The mine is expected to produce approximately 148 million tonnes of Run of Mine coal over its operational life of 26 years
The New South Wales (NSW) Independent Planning Commission (IPC) has granted development consent to Malabar Coal’s A$509m ($385m) Maxwell Ventures underground coal mine in the Muswellbrook Local Government Area, south-eastern Australia.
In its decision, the Commission concluded that the project’s potential impacts can be “reasonably and satisfactorily” identified, avoided, mitigated and managed.
The development consent, however, is subject to 169 conditions to avoid serious or irreversible damage; and avoid, minimise and manage potential impacts on biodiversity and heritage.
Planning approval has already been secured to develop the new mine located to the north of Jerrys Plains, in the Muswellbrook Local Government Area.
The mine is expected to produce approximately 148 million tonnes of Run of Mine coal over its operational life of 26 years.

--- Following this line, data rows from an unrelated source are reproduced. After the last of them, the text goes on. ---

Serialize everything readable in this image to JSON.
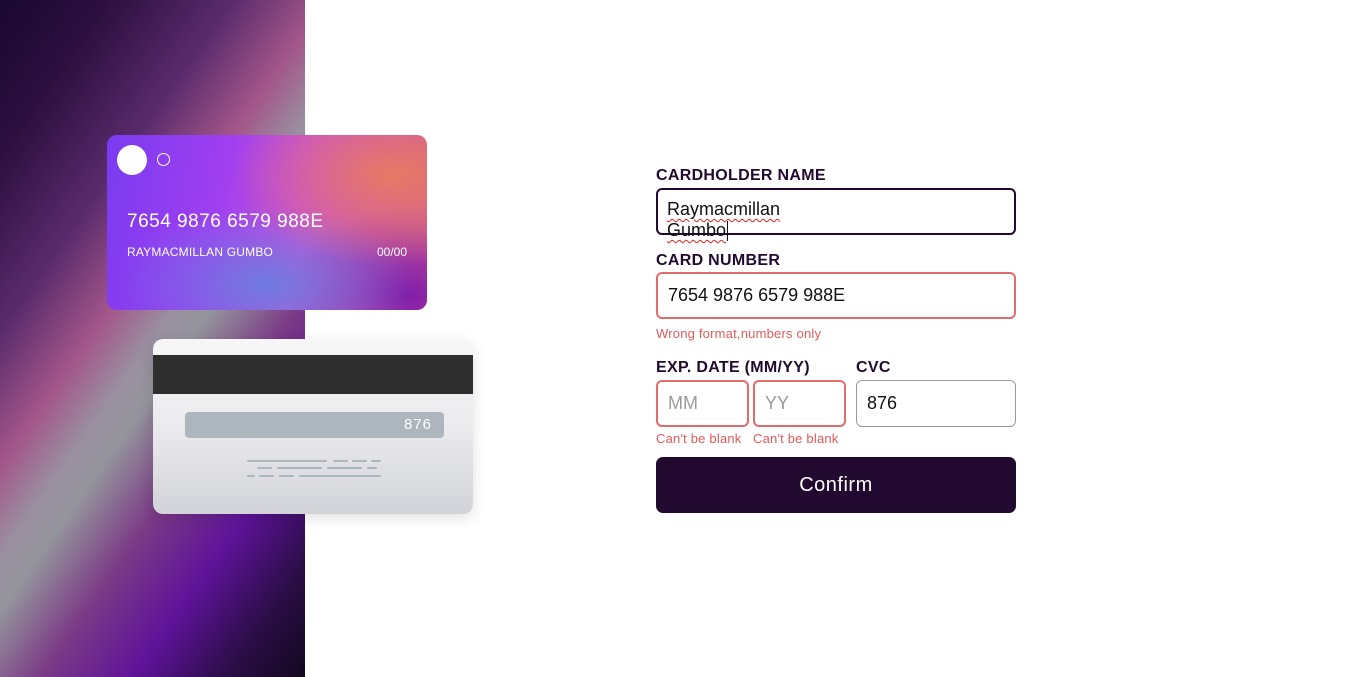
{
  "colors": {
    "accent": "#21092f",
    "error": "#e05a5a",
    "card_stripe": "#2e2e2e"
  },
  "card_front": {
    "number": "7654 9876 6579 988E",
    "holder": "RAYMACMILLAN GUMBO",
    "expiry": "00/00"
  },
  "card_back": {
    "cvc": "876"
  },
  "form": {
    "name_label": "CARDHOLDER NAME",
    "name_value": "Raymacmillan Gumbo",
    "number_label": "CARD NUMBER",
    "number_value": "7654 9876 6579 988E",
    "number_error": "Wrong format,numbers only",
    "exp_label": "EXP. DATE (MM/YY)",
    "mm_placeholder": "MM",
    "yy_placeholder": "YY",
    "mm_error": "Can't be blank",
    "yy_error": "Can't be blank",
    "cvc_label": "CVC",
    "cvc_value": "876",
    "confirm_label": "Confirm"
  }
}
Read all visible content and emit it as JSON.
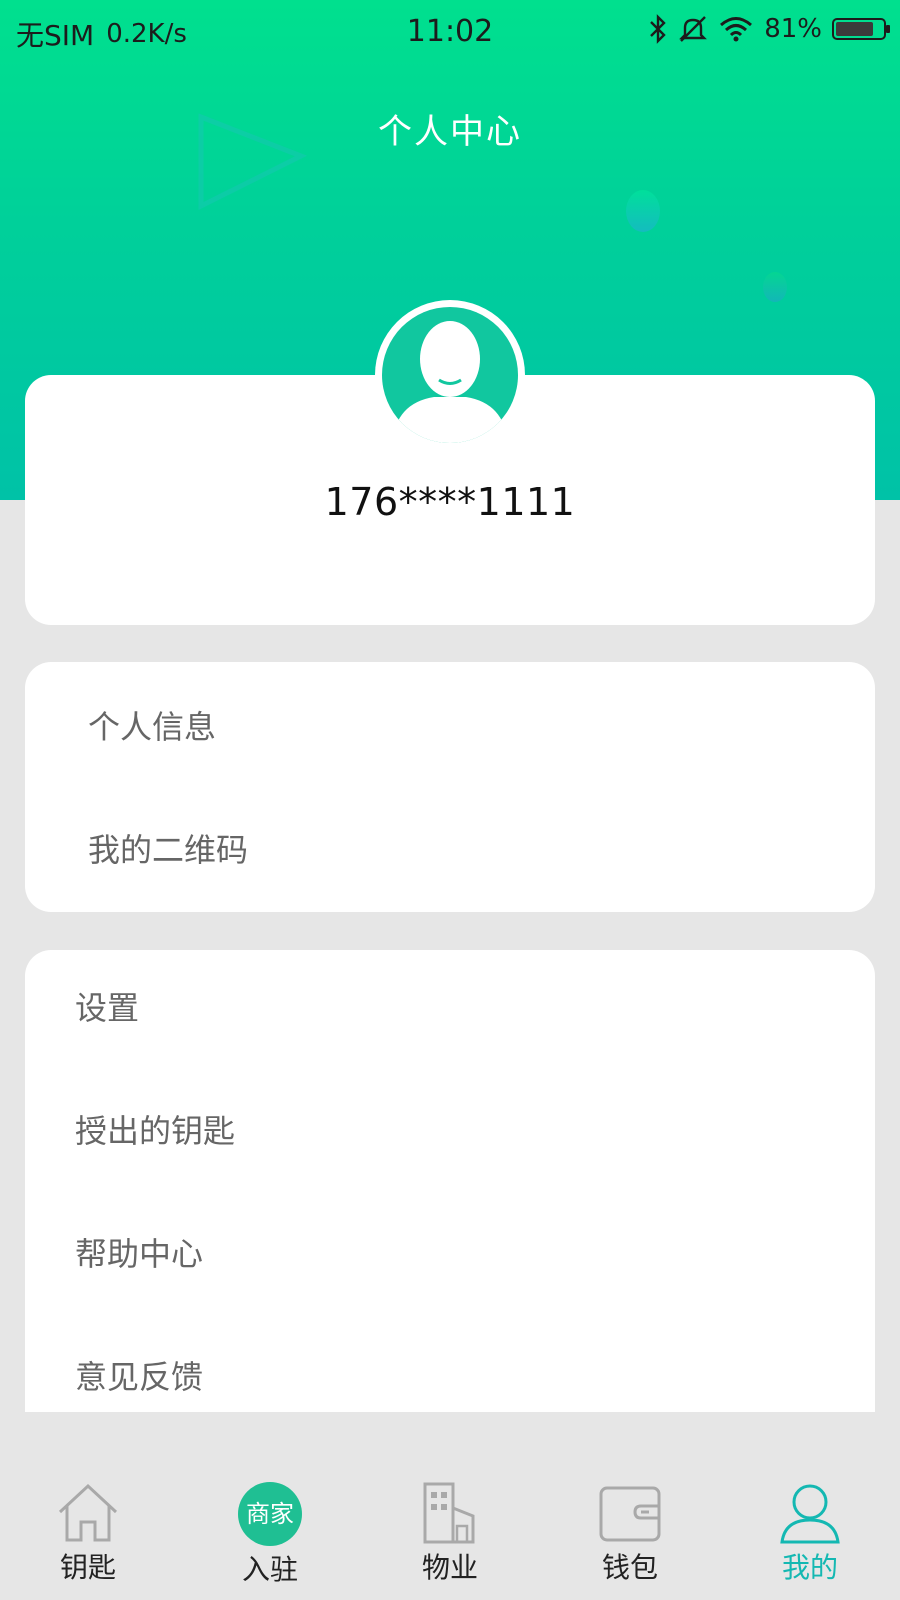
{
  "status_bar": {
    "carrier": "无SIM",
    "speed": "0.2K/s",
    "time": "11:02",
    "battery": "81%",
    "battery_level": 0.81,
    "icons": [
      "bluetooth-icon",
      "bell-muted-icon",
      "wifi-icon",
      "battery-icon"
    ]
  },
  "header": {
    "title": "个人中心"
  },
  "profile": {
    "phone": "176****1111"
  },
  "menu_group_1": [
    {
      "label": "个人信息"
    },
    {
      "label": "我的二维码"
    }
  ],
  "menu_group_2": [
    {
      "label": "设置"
    },
    {
      "label": "授出的钥匙"
    },
    {
      "label": "帮助中心"
    },
    {
      "label": "意见反馈"
    }
  ],
  "tabs": [
    {
      "label": "钥匙",
      "icon": "home-icon"
    },
    {
      "label": "入驻",
      "icon": "merchant-badge-icon",
      "badge_text": "商家"
    },
    {
      "label": "物业",
      "icon": "building-icon"
    },
    {
      "label": "钱包",
      "icon": "wallet-icon"
    },
    {
      "label": "我的",
      "icon": "person-icon",
      "active": true
    }
  ],
  "colors": {
    "header_top": "#00e08e",
    "header_bottom": "#00c2a7",
    "accent": "#14b8b2",
    "avatar": "#11c79f",
    "background": "#e6e6e6"
  }
}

The project is hosted on exploration licence (EL) 5460, which used to be Anglo American’s Drayton South coal project, together with the neighbouring Drayton open-cut mine site.
According to the IPC, the site is only permitted for underground work as the risks of adverse impacts on the environment are low, particularly on the neighbouring thoroughbred stallions.

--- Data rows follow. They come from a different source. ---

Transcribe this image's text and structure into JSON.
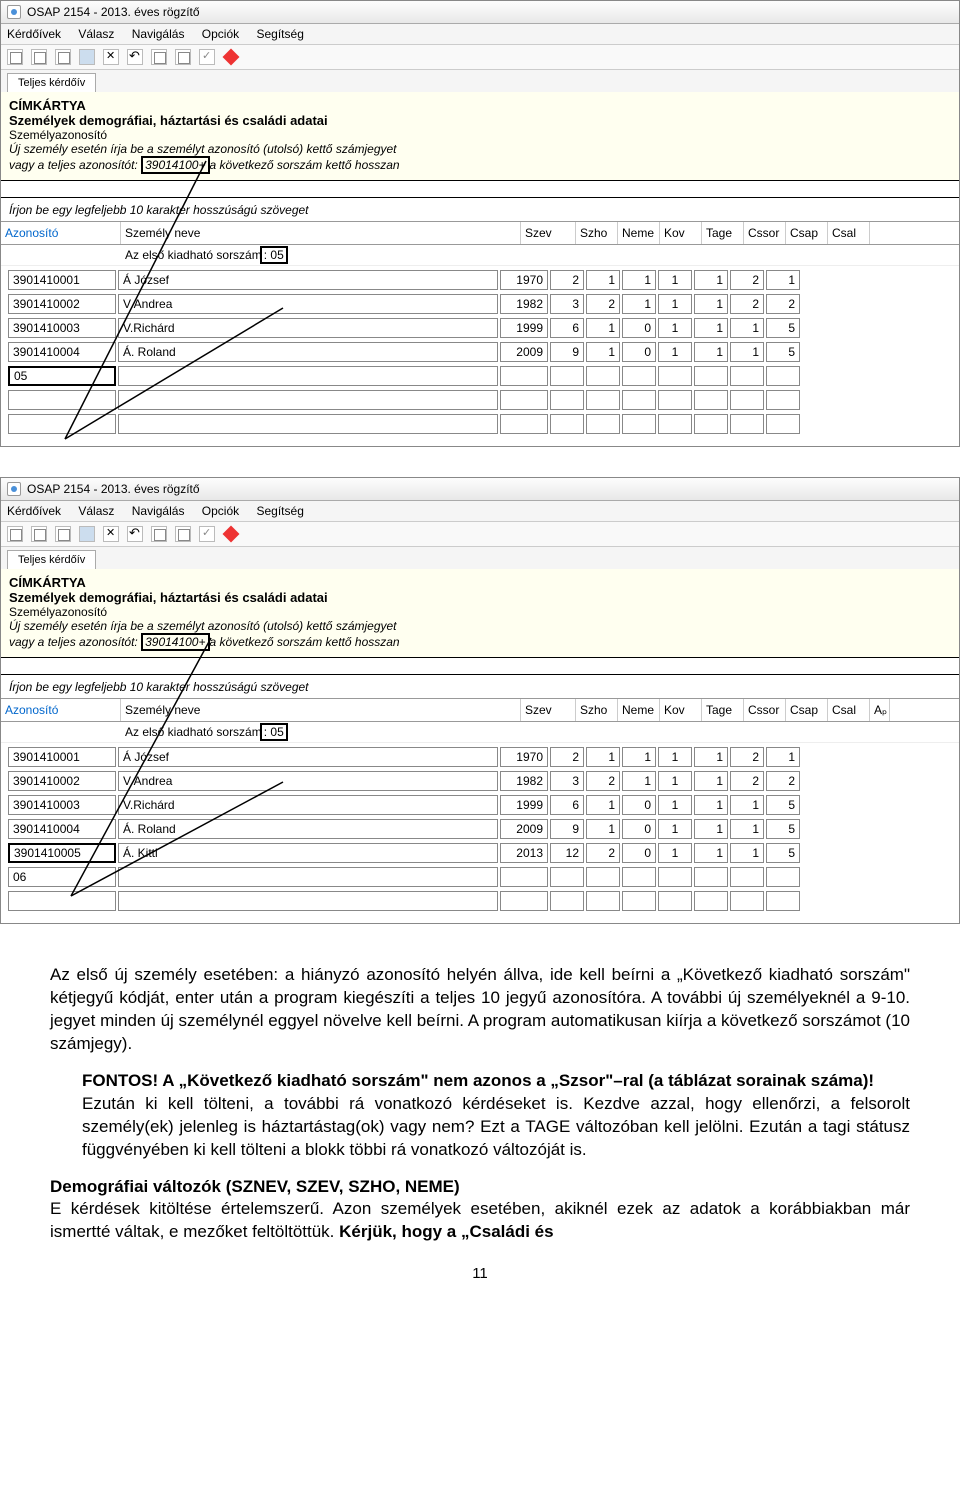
{
  "app": {
    "title": "OSAP 2154 - 2013. éves rögzítő",
    "menus": [
      "Kérdőívek",
      "Válasz",
      "Navigálás",
      "Opciók",
      "Segítség"
    ],
    "tab": "Teljes kérdőív"
  },
  "form": {
    "l1": "CÍMKÁRTYA",
    "l2": "Személyek demográfiai, háztartási és családi adatai",
    "l3": "Személyazonosító",
    "l4a": "Új személy esetén írja be a személyt azonosító (utolsó) kettő számjegyet",
    "l5a": "vagy a teljes azonosítót:",
    "l5box": "39014100+",
    "l5b": "a következő sorszám kettő hosszan",
    "l5box2": "39014100+"
  },
  "instr": "Írjon be egy legfeljebb 10 karakter hosszúságú szöveget",
  "cols": {
    "azon": "Azonosító",
    "nev": "Személy neve",
    "szev": "Szev",
    "szho": "Szho",
    "neme": "Neme",
    "kov": "Kov",
    "tage": "Tage",
    "cssor": "Cssor",
    "csap": "Csap",
    "csal": "Csal",
    "ap": "Aₚ"
  },
  "first_row_a": "Az első kiadható sorszám",
  "first_row_b": ": 05",
  "screenshot1": {
    "rows": [
      {
        "azon": "3901410001",
        "nev": "Á József",
        "szev": "1970",
        "szho": "2",
        "neme": "1",
        "kov": "1",
        "tage": "1",
        "cssor": "1",
        "csap": "2",
        "csal": "1"
      },
      {
        "azon": "3901410002",
        "nev": "V Andrea",
        "szev": "1982",
        "szho": "3",
        "neme": "2",
        "kov": "1",
        "tage": "1",
        "cssor": "1",
        "csap": "2",
        "csal": "2"
      },
      {
        "azon": "3901410003",
        "nev": "V.Richárd",
        "szev": "1999",
        "szho": "6",
        "neme": "1",
        "kov": "0",
        "tage": "1",
        "cssor": "1",
        "csap": "1",
        "csal": "5"
      },
      {
        "azon": "3901410004",
        "nev": "Á. Roland",
        "szev": "2009",
        "szho": "9",
        "neme": "1",
        "kov": "0",
        "tage": "1",
        "cssor": "1",
        "csap": "1",
        "csal": "5"
      }
    ],
    "active": "05"
  },
  "screenshot2": {
    "rows": [
      {
        "azon": "3901410001",
        "nev": "Á József",
        "szev": "1970",
        "szho": "2",
        "neme": "1",
        "kov": "1",
        "tage": "1",
        "cssor": "1",
        "csap": "2",
        "csal": "1"
      },
      {
        "azon": "3901410002",
        "nev": "V Andrea",
        "szev": "1982",
        "szho": "3",
        "neme": "2",
        "kov": "1",
        "tage": "1",
        "cssor": "1",
        "csap": "2",
        "csal": "2"
      },
      {
        "azon": "3901410003",
        "nev": "V.Richárd",
        "szev": "1999",
        "szho": "6",
        "neme": "1",
        "kov": "0",
        "tage": "1",
        "cssor": "1",
        "csap": "1",
        "csal": "5"
      },
      {
        "azon": "3901410004",
        "nev": "Á. Roland",
        "szev": "2009",
        "szho": "9",
        "neme": "1",
        "kov": "0",
        "tage": "1",
        "cssor": "1",
        "csap": "1",
        "csal": "5"
      },
      {
        "azon": "3901410005",
        "nev": "Á. Kitti",
        "szev": "2013",
        "szho": "12",
        "neme": "2",
        "kov": "0",
        "tage": "1",
        "cssor": "1",
        "csap": "1",
        "csal": "5"
      }
    ],
    "active_row_azon": "3901410005",
    "next": "06"
  },
  "para1": "Az első új személy esetében: a hiányzó azonosító helyén állva, ide kell beírni a „Következő kiadható sorszám\" kétjegyű kódját, enter után a program kiegészíti a teljes 10 jegyű azonosítóra. A további új személyeknél a 9-10. jegyet minden új személynél eggyel növelve kell beírni. A program automatikusan kiírja a következő sorszámot (10 számjegy).",
  "para2a": "FONTOS! A „Következő kiadható sorszám\" nem azonos a „Szsor\"–ral (a táblázat sorainak száma)!",
  "para2b": "Ezután ki kell tölteni, a további rá vonatkozó kérdéseket is. Kezdve azzal, hogy ellenőrzi, a felsorolt személy(ek) jelenleg is háztartástag(ok) vagy nem? Ezt a TAGE változóban kell jelölni. Ezután a tagi státusz függvényében ki kell tölteni a blokk többi rá vonatkozó változóját is.",
  "para3h": "Demográfiai változók (SZNEV, SZEV, SZHO, NEME)",
  "para3": "E kérdések kitöltése értelemszerű. Azon személyek esetében, akiknél ezek az adatok a korábbiakban már ismertté váltak, e mezőket feltöltöttük. ",
  "para3b": "Kérjük, hogy a „Családi és",
  "page": "11"
}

“The Commission finds that, on balance, and when weighed against the relevant climate change policy framework, objects of the [Environmental Planning & Assessment] Act, [Ecologically Sustainable Development] principles and socio-economic benefits, the potential impacts associated with the Project are manageable,” its Statement of Reasons for Decision noted.
Malabar Coal chairman Wayne Seabrook said that the company will begin next steps to start construction in 2021.

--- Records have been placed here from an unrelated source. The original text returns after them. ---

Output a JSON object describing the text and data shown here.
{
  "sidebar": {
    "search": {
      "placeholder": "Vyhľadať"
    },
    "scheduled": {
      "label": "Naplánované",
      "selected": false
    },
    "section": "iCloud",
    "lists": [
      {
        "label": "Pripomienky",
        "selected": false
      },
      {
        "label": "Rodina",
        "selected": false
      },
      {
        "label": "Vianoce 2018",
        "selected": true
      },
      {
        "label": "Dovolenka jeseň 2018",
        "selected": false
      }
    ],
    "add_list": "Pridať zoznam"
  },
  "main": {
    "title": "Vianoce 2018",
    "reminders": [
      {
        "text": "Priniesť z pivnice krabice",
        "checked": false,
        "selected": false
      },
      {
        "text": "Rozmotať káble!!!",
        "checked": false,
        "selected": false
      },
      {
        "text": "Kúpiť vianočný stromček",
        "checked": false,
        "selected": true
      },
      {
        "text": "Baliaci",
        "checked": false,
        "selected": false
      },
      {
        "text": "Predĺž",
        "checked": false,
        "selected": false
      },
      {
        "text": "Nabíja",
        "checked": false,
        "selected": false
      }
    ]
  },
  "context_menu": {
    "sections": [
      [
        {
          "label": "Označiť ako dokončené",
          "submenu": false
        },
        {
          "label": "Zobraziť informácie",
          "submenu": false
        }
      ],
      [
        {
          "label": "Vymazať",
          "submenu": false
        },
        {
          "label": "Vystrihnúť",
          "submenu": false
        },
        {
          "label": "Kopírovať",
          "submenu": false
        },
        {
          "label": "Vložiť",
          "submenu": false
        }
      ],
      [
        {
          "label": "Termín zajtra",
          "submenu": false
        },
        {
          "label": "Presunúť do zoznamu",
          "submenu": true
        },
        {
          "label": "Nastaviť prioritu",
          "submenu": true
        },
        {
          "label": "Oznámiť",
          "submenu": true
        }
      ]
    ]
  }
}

Seabrook added: “It will deliver about 250 construction jobs and 350 jobs during operation into the region, generating $55 million in annual wages once the project is up and running.
“The project will also support local businesses and suppliers over the next three decades, and provide a real boost to the local economy, particularly during this challenging period.”